way too much into a single jobs number. Remember the 20k print for Feb was
followed by prints of 196k and 263k in the following two months – and had
preceded by Jan and Feb printing above 300k.
The wage data is probably
more important as far as Fed expectations as it matters for inflation. Average
hourly earnings are forecast to increase 0.3%. Traders likely to remain
cautious ahead of the nonfarm payrolls.
Ferrexpo – welcome
bit of good news after auditor strife and corporate governance concerns – sees
material improvement in earnings – group EBITDA in 1H 2019 is expected to
increase materially compared with 1H 2018. Improvement driven by higher
pricing, production and sales volumes, while cost inflation lower than expected
due to a fall in oil prices and the European gas price, which has partially
offset by an appreciation of the Ukrainian Hryvnia versus the US dollar.
Banks – the FCA is coming
down very hard on overdraft fee charging, but stops short of ending free banking.
Beyond Meat – last night
Beyond Meat reported much better than expected Q1 results. The stock market
darling shows no signs of falling out of love – shares popped 25% at one stage
in after-hours trading and were last up 18% – close to 5 times above its $25
IPO price at $117.49. Losses rose to $6.6m but revenues tripled to more than
$40m. Massive growth opportunity but the multiples are crazy and
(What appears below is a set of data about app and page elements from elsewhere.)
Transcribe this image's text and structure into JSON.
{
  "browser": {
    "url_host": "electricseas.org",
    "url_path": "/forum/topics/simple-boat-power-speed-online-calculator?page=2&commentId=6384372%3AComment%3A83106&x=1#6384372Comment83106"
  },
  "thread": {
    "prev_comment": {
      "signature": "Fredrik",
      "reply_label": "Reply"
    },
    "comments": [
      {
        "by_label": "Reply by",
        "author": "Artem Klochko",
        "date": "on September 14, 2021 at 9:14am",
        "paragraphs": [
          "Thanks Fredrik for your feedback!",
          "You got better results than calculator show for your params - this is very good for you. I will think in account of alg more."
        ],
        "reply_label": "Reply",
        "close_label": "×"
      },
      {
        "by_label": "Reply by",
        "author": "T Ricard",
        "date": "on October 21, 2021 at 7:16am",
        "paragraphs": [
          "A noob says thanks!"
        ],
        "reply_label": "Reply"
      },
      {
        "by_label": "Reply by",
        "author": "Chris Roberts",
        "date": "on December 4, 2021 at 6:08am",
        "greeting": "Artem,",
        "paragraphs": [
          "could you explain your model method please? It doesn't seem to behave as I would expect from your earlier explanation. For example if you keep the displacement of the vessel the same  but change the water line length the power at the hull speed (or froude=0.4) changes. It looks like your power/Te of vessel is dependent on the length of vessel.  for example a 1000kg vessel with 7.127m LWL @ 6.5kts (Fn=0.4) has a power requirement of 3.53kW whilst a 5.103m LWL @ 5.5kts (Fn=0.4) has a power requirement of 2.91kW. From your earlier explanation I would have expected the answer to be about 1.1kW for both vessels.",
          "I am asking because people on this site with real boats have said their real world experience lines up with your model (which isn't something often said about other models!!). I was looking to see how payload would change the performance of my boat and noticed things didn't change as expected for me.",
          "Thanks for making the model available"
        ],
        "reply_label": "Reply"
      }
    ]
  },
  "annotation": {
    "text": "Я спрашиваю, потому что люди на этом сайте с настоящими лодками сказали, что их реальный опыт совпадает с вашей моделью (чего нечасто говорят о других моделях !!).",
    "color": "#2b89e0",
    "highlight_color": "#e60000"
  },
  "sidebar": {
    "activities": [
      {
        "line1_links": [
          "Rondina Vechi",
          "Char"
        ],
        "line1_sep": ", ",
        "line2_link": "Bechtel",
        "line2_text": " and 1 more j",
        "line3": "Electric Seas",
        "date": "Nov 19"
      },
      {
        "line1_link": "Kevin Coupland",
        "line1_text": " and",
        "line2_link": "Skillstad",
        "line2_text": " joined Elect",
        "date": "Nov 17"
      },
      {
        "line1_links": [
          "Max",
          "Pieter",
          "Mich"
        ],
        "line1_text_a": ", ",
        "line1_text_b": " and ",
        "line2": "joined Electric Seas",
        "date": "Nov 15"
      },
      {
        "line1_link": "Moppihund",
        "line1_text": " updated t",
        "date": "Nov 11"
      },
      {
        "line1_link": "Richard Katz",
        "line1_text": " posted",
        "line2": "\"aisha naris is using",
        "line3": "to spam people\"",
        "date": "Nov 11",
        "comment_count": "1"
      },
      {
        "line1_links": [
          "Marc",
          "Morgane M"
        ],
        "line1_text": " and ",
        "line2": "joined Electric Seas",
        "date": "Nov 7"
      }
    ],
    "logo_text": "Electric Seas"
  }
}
competitors are coming – you’re entering a space that is really ripe for the
FMCG giants to take over.